Get Updates on Transformative Leadership
Evidence-based resources that can help you lead your team more effectively, delivered to your inbox monthly.
Please enter a valid email address
Thank you for signing up
Per Malia Lazu, MIT Sloan lecturer, while millennials may well enjoy Ping-Pong tables, they’re more compelled by “working for a place that has a set of values, that attempts to live those values.” This age group, the eldest of whom are now entering their 40s, are “more willing to take a pay cut to work for a company that is doing social good.”
Business leaders can conduct a fast review of the value of your company’s alliances by asking four key questions.
Research suggests that algorithms can’t pack more than 5 to 10 objects optimally — which won’t even cover a dozen reindeer.
Some of Our Favorite Reads of 2020
- A classic for 2020: How to adjust to an ever-changing situation where the “new normal” is indefinite uncertainty
- MIT Sloan Management Review’s top articles of the year
- Hopeful findings on forgiveness
- HBR’s excellent interview with grief expert David Kessler tackled the collective loss of normalcy felt during the pandemic

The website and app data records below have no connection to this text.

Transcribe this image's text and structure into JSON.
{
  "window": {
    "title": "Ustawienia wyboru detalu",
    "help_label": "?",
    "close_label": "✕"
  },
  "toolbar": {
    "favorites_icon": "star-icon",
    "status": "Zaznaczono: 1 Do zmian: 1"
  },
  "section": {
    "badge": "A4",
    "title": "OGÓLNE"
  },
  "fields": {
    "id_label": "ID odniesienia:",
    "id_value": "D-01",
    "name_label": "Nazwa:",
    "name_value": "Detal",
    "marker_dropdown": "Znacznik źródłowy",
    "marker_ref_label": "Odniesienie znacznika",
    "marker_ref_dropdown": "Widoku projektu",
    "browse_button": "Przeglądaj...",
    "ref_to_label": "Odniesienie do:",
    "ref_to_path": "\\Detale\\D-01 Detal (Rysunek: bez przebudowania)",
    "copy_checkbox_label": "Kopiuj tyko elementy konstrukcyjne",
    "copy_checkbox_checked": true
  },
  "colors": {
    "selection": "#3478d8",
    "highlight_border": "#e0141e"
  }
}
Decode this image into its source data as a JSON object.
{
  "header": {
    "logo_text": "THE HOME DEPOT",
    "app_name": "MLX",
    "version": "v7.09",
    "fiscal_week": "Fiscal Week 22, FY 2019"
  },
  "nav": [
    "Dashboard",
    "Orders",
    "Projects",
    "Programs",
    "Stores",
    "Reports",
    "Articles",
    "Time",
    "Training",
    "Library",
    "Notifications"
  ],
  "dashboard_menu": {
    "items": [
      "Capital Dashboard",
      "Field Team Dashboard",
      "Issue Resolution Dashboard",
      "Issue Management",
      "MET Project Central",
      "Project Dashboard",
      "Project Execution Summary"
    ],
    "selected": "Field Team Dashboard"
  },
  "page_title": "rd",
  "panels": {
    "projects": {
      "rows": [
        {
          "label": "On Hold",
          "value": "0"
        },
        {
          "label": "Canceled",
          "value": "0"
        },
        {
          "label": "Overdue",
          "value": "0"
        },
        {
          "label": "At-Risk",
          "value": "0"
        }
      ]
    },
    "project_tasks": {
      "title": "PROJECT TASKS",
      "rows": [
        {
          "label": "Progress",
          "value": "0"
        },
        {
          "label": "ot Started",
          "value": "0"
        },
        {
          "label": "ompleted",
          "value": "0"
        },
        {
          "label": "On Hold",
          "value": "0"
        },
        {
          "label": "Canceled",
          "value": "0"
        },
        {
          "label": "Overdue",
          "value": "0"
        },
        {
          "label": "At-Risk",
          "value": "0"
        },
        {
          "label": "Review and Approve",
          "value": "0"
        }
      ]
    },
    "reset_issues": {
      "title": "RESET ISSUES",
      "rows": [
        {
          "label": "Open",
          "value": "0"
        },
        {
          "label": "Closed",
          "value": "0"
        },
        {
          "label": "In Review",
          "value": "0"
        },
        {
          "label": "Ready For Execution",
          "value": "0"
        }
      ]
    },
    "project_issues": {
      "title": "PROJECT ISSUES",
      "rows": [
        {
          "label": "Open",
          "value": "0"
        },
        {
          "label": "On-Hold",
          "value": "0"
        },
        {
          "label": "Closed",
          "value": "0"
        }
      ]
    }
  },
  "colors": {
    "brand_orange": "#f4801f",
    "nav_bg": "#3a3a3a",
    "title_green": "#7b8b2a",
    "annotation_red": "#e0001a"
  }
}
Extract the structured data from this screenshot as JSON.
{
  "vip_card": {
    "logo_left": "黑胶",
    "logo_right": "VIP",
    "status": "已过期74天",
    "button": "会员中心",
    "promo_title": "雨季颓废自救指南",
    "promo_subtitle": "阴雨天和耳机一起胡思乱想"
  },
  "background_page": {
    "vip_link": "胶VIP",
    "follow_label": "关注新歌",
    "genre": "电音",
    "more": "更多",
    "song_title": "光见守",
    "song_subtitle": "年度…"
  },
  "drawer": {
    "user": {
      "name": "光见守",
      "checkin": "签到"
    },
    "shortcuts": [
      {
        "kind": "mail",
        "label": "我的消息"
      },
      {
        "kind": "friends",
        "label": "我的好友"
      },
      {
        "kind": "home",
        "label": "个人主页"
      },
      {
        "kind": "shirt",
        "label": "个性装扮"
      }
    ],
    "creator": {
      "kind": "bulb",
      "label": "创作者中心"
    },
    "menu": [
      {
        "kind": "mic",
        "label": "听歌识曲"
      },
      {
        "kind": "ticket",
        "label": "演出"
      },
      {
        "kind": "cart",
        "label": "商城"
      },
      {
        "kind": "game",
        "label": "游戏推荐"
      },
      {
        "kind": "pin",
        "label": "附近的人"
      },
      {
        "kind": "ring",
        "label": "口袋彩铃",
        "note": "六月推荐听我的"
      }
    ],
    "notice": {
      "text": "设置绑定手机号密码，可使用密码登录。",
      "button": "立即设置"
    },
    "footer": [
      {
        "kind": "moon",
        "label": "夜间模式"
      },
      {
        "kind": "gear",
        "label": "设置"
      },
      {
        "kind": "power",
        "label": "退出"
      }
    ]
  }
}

- Let’s circle back and touch base on this piece about the business jargon that haunts our workplaces
Quote of the Week:
“In 2021, resiliency, character, and engagement will all matter more than ever. Throw in courage, cleverness, caring, a commitment to justice for all people, and an eagerness to engage with the unclear and indefinite and then, folks, we’ll be getting somewhere.”
— Paul Michelman, editor in chief of MIT Sloan Management Review, in “Leading With Crisis as Your Copilot”